This resource can be used to support teaching the Australian Curriculum Health and Physical Education sub-strand, Making Healthy and Safe Choices for Year 7-10.
Australia’s illegal drug trade is currently estimated to be worth $11.3 billion per year with Australia having one of the highest rates of illegal drug use per capita in the world. (ABC NEWS – 17 Feb 2022)
During 2021, around 275 million people throughout the world used illicit drugs. These figures have increased from 2010 by 22 per cent. The illicit drug trade continues to hold back economic and social development and constitutes a fundamental threat to security and stability in some parts of the world. (adapted World Drug Report 2022 (unodc.org).
This resource provides students in years 7-10 with the opportunity to explore how Australia’s democracy, and other world democracies, can be undermined by illicit drug crime; and to identify the safeguards that protect Australia’s and individual’s democratic rights and wellbeing from the impact of the illicit drug trade.
- What is meant by the term ‘illicit drugs’ and the links between these drugs and criminal activity
- That illicit drug criminal activity exists in Australia and it has strong international links
- That Australia has laws and strategies to disrupt the chain of illicit drug manufacture and supply, and these can impact on criminal drug activity
- That there are a range of indicators that can be signs of illicit drug manufacture and supply and unexplained wealth
- That Crime Stoppers is a safe and discreet way of reporting suspicious activity.
Further Student Enquiry
This activity is based on de Bono’s lesson, Consequences and sequels. Conduct a media search with the class identifying current scenarios where illicit drugs or drug manufacturing activity have been detected.
Ask students to imagine they were the first to discover the drugs or criminal activity and complete the following activities as a class. Students:
- brainstorm choices for action and identify what they conclude is the most appropriate choice.
- identify the risks of making this choice.
- identify the positive consequences of this choice.
- discuss whether there maybe another choice that has fewer or more risks and equal/more/less positive consequences?

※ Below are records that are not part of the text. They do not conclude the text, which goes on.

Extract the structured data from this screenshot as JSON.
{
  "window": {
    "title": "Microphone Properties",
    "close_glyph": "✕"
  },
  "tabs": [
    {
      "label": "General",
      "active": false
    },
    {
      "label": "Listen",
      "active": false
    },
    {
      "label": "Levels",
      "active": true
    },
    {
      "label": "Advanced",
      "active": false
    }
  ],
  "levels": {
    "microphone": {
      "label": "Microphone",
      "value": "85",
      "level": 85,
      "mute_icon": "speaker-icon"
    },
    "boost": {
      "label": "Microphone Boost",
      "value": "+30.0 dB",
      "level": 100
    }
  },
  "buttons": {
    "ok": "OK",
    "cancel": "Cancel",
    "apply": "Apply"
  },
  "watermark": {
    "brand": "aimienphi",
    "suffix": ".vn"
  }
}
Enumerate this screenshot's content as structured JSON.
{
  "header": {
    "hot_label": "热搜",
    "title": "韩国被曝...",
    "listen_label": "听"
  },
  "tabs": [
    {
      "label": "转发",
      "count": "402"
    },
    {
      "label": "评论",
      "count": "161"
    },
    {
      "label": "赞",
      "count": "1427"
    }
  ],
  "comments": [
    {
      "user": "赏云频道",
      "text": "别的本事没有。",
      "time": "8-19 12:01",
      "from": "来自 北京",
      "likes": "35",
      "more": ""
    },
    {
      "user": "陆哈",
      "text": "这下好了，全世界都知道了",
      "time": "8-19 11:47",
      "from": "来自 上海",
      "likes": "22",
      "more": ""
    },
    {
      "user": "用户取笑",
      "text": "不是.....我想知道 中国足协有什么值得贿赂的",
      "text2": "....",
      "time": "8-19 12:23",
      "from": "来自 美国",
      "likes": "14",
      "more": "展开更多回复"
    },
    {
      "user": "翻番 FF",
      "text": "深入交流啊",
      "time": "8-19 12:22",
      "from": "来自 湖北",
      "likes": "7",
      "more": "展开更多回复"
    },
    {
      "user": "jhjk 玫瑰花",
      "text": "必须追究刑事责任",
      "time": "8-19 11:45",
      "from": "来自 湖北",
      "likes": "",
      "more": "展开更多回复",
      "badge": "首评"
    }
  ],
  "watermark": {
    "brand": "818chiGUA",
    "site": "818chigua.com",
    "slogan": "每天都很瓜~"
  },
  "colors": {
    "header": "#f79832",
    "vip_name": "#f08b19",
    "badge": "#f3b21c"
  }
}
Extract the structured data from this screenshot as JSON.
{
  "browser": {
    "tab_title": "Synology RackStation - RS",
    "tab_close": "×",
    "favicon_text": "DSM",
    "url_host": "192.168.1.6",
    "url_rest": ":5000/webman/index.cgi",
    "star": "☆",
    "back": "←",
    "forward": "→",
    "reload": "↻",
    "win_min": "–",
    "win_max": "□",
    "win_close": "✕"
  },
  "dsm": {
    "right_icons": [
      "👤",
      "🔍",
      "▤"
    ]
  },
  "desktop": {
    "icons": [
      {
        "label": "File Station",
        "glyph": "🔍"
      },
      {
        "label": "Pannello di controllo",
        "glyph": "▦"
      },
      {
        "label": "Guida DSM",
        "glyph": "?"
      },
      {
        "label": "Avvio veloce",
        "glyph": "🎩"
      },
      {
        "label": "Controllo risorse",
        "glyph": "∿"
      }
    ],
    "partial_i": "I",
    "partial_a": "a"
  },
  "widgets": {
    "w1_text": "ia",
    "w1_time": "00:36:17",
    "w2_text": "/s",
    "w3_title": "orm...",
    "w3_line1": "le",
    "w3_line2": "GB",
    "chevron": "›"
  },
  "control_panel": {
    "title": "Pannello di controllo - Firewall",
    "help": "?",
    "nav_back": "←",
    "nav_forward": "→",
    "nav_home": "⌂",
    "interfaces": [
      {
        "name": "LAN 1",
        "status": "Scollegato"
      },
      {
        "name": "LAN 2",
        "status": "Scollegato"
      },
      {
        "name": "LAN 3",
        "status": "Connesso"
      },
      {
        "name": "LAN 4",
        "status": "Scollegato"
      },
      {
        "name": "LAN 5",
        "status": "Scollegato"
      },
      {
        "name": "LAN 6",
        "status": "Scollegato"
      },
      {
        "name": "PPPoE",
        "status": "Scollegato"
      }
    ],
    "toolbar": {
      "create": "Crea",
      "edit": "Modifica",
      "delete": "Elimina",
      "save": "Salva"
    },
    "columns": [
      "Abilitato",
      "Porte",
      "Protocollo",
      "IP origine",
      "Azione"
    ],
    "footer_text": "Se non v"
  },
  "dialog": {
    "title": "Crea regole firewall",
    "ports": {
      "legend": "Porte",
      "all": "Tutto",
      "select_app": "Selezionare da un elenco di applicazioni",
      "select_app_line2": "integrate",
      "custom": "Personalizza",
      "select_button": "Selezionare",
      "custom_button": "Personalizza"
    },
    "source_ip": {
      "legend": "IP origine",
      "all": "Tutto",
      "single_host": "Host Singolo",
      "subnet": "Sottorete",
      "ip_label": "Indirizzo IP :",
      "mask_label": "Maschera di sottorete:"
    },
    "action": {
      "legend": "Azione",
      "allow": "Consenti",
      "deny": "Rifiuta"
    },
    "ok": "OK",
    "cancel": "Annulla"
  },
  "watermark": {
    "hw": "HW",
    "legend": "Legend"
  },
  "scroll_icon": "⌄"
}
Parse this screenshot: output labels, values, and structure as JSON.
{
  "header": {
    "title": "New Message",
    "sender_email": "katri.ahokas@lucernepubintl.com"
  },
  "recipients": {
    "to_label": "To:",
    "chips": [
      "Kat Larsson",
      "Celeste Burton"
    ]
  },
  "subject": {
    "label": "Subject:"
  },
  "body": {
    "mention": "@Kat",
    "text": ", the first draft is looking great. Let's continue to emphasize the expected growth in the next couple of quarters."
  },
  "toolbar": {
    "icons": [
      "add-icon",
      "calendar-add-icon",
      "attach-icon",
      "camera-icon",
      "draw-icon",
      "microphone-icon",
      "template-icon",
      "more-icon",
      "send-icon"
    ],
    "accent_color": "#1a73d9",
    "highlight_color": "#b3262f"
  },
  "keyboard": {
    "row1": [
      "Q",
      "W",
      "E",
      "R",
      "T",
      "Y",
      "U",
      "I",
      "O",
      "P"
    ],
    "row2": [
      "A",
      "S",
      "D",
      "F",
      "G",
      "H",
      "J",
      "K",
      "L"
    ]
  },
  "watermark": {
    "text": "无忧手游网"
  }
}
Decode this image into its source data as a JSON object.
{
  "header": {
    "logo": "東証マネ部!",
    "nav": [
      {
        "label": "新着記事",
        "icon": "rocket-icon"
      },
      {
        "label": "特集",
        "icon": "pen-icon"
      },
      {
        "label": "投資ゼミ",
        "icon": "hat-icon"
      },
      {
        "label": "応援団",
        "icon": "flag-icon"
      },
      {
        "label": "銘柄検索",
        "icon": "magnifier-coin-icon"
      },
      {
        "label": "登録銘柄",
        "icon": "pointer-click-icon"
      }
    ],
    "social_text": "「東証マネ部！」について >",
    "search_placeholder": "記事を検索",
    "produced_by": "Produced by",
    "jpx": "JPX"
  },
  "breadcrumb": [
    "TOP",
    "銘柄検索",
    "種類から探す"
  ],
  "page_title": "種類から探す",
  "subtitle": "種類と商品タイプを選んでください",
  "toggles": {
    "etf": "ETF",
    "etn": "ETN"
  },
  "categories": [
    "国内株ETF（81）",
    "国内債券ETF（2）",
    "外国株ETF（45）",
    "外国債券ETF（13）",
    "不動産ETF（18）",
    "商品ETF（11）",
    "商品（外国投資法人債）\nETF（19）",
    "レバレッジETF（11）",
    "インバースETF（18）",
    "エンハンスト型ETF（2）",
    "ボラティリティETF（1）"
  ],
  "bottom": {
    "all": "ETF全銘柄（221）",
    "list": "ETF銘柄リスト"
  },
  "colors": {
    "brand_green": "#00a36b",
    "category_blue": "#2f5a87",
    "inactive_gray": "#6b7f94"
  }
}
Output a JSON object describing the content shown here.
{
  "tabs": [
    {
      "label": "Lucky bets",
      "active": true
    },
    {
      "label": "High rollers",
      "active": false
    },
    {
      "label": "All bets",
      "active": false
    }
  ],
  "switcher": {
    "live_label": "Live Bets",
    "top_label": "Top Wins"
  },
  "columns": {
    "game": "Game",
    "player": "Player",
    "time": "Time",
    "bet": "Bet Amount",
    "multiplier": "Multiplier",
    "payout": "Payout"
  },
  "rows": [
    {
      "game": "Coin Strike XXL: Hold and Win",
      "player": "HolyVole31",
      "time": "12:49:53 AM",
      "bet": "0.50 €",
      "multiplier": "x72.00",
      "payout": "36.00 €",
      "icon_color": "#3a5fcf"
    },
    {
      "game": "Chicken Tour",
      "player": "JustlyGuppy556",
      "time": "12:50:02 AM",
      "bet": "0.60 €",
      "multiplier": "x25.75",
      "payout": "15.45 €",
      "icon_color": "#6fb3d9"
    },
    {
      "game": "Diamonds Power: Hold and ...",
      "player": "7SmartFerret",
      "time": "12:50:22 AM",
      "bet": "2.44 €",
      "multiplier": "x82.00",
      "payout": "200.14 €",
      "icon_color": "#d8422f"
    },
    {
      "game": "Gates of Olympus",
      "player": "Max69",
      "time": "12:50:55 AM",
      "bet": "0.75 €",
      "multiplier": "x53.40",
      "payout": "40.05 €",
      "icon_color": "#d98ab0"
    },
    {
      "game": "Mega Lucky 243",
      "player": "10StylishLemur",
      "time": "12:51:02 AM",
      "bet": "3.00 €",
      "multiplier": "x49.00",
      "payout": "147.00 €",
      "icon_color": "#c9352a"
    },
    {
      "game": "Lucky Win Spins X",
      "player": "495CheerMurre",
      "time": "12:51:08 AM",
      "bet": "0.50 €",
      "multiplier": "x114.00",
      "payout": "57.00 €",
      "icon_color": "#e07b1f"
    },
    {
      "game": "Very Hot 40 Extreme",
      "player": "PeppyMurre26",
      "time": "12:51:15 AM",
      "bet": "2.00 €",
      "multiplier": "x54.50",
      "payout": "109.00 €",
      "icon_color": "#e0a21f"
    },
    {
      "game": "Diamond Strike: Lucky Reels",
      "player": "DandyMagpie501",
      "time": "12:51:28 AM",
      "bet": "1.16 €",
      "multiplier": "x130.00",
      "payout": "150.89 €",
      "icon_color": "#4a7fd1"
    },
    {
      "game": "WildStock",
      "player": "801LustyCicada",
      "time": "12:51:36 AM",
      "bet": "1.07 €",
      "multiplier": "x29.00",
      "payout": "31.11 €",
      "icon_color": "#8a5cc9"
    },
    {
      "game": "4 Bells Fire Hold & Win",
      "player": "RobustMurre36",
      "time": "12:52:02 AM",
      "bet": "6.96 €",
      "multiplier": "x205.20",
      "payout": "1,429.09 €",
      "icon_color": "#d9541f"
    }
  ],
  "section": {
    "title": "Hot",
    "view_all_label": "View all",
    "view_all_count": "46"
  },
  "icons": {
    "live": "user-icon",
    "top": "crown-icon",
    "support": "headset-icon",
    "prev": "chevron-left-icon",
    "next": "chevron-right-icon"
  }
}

- make a list of each consequence, whether it be a risk or consequence and identify them as immediate, short-term, medium-term, orlong-term.
- decide which choice they would make and identify it as either a good or a bad choice.
- identify if the consequences of the choice will be manageable for them or for others around them.
- predict if its sequel will be equally beneficial to them and to society.
- write a class statement to show why their final choice is the best in terms of consequences and sequels.
Use information from class discussions and completed handouts to provide information about the level of knowledge and understanding of the Learning Intentions. For example:
- Students investigate and determine what is considered to be an illicit drug in Australia and the impact they have on a democratic society.
- Students explore and map the countries producing and illegally importing illicit drugs into Australia.
- Students investigate and discuss the actions being taken by the federal, and state and territory police to combat the manufacturing, illegal importing and selling of illicit drugs.
- Students explore and discuss the Australian federal and state and territory laws used to prosecute drug criminals.
- Students explore and outline the role of Crime Stoppers to combat illicit drug crime.
- Students investigate and discuss the safeguards introduced to protect citizens who take action, and report drug criminal activity.
- Conduct the Further Student Enquiry activity as an individual assessment to determine the level of knowledge and understanding of actions to be taken when drug crime activity is observed and the consequences these actions will create for society.
- Students design, for the school/classroom, a persuasive poster, role play, ICT presentation, story board, pamphlet or speech that promotes action when signs of illicit drug crime are observed.